EXERCISE — Go through the records below and return each line that has "watermark" in it.

(Source data)
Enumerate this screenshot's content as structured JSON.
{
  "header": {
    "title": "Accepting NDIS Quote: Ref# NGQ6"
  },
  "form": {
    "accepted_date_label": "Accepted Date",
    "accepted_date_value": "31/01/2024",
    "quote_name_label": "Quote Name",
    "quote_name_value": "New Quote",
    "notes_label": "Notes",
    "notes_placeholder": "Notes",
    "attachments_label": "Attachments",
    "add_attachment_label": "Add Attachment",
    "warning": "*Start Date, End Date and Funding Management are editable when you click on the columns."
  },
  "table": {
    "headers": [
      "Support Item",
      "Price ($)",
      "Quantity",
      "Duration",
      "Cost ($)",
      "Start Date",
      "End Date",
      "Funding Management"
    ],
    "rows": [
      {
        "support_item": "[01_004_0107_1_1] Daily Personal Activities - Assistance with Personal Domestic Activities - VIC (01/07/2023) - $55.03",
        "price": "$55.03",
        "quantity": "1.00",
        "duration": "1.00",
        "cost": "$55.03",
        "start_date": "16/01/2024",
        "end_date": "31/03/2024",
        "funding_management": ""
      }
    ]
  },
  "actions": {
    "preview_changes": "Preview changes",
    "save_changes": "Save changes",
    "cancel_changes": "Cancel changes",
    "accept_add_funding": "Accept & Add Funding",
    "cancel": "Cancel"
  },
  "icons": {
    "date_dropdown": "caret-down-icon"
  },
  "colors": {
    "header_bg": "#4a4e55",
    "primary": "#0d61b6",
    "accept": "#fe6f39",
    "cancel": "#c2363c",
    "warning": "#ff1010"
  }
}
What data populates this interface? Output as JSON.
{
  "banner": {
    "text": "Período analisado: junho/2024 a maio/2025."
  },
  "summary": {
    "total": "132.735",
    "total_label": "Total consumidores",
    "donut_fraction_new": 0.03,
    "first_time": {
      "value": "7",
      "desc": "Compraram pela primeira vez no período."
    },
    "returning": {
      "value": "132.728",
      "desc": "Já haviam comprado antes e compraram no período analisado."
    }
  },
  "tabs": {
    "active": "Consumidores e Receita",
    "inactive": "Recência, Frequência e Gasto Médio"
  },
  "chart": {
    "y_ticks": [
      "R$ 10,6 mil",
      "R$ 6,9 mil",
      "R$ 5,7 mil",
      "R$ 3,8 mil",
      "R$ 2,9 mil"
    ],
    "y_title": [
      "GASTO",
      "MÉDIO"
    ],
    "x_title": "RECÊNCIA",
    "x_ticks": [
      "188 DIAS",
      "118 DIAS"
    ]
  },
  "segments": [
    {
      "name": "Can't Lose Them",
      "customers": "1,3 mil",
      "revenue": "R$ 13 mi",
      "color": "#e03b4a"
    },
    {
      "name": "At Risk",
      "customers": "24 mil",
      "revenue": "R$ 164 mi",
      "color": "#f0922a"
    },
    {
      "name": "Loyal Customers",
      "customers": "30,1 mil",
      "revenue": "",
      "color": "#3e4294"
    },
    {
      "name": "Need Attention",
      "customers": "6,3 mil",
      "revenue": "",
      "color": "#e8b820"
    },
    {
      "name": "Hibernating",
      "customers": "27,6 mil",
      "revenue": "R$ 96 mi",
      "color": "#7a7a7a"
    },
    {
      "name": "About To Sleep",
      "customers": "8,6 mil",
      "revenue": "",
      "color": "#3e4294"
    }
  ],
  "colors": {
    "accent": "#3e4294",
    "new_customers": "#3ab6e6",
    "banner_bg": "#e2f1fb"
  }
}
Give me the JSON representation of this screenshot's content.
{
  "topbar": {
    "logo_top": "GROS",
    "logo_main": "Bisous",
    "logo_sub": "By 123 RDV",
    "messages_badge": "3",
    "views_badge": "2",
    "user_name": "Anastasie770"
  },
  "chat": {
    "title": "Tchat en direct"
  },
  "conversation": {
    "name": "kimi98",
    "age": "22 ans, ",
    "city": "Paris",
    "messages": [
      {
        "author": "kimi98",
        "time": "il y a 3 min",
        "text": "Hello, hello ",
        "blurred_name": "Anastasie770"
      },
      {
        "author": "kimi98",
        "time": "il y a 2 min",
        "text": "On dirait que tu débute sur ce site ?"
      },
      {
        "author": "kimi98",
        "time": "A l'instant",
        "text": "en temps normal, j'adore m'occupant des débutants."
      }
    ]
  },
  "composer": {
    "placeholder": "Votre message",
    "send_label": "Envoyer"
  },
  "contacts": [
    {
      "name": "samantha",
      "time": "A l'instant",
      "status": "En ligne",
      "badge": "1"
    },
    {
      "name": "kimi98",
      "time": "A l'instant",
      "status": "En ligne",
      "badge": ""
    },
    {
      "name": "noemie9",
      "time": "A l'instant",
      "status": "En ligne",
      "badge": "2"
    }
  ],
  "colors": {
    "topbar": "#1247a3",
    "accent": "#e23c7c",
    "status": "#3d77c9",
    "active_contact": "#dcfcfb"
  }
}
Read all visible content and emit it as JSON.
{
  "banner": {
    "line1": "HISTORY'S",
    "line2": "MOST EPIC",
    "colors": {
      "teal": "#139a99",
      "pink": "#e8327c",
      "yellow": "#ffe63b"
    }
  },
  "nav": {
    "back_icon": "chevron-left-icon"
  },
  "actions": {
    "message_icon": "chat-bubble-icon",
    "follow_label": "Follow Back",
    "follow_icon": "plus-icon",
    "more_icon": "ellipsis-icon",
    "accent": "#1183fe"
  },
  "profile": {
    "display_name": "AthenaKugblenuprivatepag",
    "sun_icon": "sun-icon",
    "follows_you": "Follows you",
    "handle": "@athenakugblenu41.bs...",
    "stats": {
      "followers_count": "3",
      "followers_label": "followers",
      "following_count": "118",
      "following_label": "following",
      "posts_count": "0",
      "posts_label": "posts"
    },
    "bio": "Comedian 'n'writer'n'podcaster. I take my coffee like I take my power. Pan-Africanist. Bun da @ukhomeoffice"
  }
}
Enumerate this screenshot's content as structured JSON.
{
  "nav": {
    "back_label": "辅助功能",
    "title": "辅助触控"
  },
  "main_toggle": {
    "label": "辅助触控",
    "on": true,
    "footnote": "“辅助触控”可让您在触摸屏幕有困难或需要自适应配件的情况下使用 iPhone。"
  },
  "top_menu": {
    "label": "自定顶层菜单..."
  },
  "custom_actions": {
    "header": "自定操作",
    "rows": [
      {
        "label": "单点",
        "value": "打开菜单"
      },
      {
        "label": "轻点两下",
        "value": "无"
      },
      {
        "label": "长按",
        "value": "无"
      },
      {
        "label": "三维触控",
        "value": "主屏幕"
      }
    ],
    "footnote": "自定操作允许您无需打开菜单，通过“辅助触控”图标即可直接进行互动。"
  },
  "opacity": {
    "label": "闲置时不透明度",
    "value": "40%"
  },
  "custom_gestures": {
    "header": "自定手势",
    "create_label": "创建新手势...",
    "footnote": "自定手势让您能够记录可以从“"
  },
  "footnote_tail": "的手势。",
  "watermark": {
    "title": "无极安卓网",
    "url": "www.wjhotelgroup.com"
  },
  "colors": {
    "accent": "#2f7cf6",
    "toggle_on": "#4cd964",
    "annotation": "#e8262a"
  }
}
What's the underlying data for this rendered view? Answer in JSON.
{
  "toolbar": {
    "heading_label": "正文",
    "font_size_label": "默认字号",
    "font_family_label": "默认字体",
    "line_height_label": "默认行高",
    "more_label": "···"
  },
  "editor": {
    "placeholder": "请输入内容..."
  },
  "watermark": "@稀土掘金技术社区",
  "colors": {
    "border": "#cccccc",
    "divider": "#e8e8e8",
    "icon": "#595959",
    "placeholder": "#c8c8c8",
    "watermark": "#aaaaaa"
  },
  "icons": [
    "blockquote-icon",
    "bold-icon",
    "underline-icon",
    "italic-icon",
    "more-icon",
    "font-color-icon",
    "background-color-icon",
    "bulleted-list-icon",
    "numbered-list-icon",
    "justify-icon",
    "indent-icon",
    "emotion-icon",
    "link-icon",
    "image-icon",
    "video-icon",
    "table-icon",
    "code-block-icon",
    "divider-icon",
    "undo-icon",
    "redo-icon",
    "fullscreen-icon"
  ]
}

WORKED SOLUTION —
  "watermark": {
  "watermark": "@稀土掘金技术社区",
    "watermark": "#aaaaaa"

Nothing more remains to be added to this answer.